◆ WHAT THE TASK REQUIRES: Please return each entry that follows exactly as given, but without pictures.

◆ TASK INPUT:
Content starts

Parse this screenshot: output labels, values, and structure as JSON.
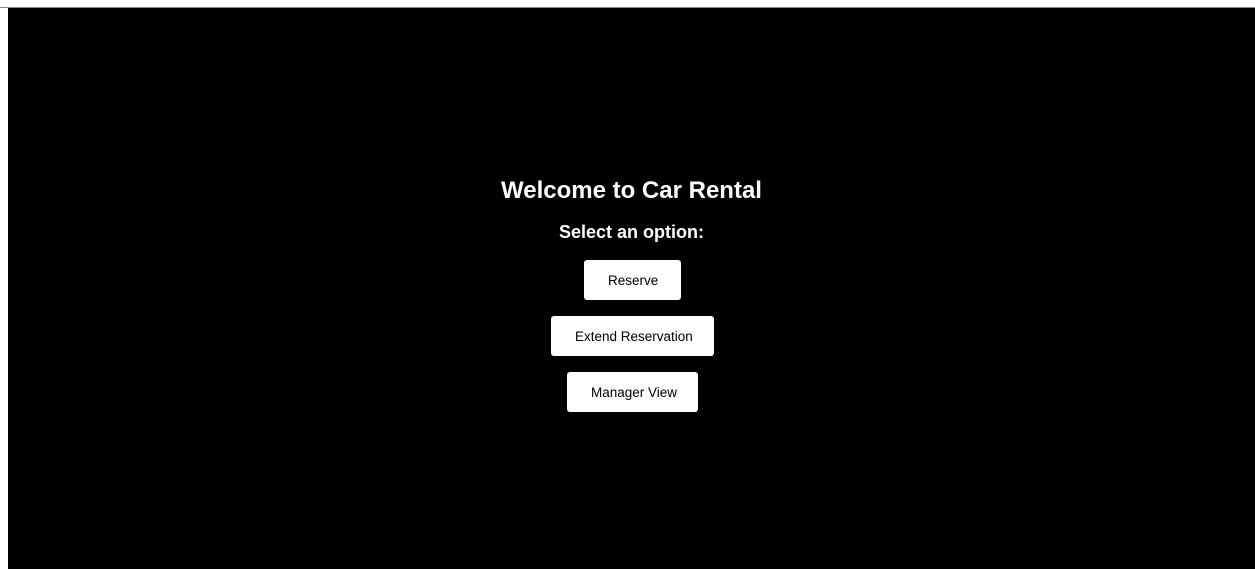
{
  "page": {
    "title": "Welcome to Car Rental",
    "subtitle": "Select an option:"
  },
  "options": {
    "reserve_label": "Reserve",
    "extend_label": "Extend Reservation",
    "manager_label": "Manager View"
  },
  "colors": {
    "background": "#000000",
    "text": "#ffffff",
    "button_background": "#ffffff",
    "button_text": "#000000"
  }
}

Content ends

◆ RESPONSE TO THIS TASK:
Parse this screenshot: output labels, values, and structure as JSON.
{
  "page": {
    "title": "Welcome to Car Rental",
    "subtitle": "Select an option:"
  },
  "options": {
    "reserve_label": "Reserve",
    "extend_label": "Extend Reservation",
    "manager_label": "Manager View"
  },
  "colors": {
    "background": "#000000",
    "text": "#ffffff",
    "button_background": "#ffffff",
    "button_text": "#000000"
  }
}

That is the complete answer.